By Amina Niasse

NEW YORK (Reuters) – U.S. mortgage rates increased by the most since June and also crossed the 7% threshold for the first time since December, muddling home sales growth, a Thursday report said.

The average rate on a 30-year fixed-rate mortgage rose to 7.10% for the week ended April 18 from 6.88% the week prior, Freddie Mac reported. The 22-basis point increase was the largest in about 10 months.

“As rates trend higher, potential homebuyers are deciding whether to buy before rates rise even more or hold off in hopes of decreases later in the year,” said Sam Khater, Freddie Mac’s chief economist. “Last week, purchase applications rose modestly, but it remains unclear how many homebuyers can withstand increasing rates in the future.”
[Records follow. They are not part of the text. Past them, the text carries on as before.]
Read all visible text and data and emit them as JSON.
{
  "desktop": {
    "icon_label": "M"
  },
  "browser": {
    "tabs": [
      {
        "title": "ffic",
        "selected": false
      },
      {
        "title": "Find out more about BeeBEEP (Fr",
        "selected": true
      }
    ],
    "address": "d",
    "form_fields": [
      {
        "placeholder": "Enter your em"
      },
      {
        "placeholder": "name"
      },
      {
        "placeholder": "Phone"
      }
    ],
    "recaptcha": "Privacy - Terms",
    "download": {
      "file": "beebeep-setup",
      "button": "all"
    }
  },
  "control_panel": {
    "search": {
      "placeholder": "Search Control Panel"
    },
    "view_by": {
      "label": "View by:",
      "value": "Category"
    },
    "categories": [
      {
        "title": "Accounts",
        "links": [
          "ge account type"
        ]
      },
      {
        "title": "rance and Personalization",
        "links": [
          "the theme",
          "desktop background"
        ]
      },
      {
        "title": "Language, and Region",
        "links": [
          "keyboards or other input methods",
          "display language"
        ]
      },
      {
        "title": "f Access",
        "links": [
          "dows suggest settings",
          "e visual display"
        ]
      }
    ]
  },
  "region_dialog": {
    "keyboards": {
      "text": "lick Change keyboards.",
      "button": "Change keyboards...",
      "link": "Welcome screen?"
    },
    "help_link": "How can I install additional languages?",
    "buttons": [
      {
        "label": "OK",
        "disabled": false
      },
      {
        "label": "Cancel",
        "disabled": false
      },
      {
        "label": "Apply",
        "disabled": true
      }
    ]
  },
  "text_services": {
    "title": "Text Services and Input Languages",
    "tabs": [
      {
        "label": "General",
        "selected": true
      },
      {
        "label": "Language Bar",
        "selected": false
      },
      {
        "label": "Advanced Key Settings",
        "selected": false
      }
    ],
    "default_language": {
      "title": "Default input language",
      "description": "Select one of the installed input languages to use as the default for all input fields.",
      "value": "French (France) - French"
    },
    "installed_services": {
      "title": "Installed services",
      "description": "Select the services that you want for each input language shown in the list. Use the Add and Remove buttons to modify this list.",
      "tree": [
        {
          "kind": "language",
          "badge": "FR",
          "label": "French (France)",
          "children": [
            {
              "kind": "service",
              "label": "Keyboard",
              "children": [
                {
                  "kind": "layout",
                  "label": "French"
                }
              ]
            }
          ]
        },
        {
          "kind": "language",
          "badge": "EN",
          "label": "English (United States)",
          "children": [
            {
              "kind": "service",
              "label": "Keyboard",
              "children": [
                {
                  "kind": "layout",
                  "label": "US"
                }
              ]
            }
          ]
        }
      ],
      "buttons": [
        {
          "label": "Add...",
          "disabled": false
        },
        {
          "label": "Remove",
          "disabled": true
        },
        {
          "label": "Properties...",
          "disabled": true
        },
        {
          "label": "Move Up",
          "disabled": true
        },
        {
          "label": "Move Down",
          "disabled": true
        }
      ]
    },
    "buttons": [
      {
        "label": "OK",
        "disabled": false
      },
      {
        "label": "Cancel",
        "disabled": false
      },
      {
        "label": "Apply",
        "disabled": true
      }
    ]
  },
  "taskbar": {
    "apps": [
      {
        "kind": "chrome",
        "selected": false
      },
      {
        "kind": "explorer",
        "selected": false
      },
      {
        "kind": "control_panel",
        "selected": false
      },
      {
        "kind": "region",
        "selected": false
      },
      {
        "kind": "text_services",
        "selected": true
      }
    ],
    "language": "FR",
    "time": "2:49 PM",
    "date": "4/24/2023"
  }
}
While buyers saw rates on home loans ease during 2023’s fourth quarter, they have steadily increased since January, though rates remain below two-decade highs nearing 8% in October.

High mortgage rates last year contributed to limited housing inventory, following the Federal Reserve’s rate hike campaign launched in 2022.

(Reporting by Amina Niasse; Editing by Chizu Nomiyama)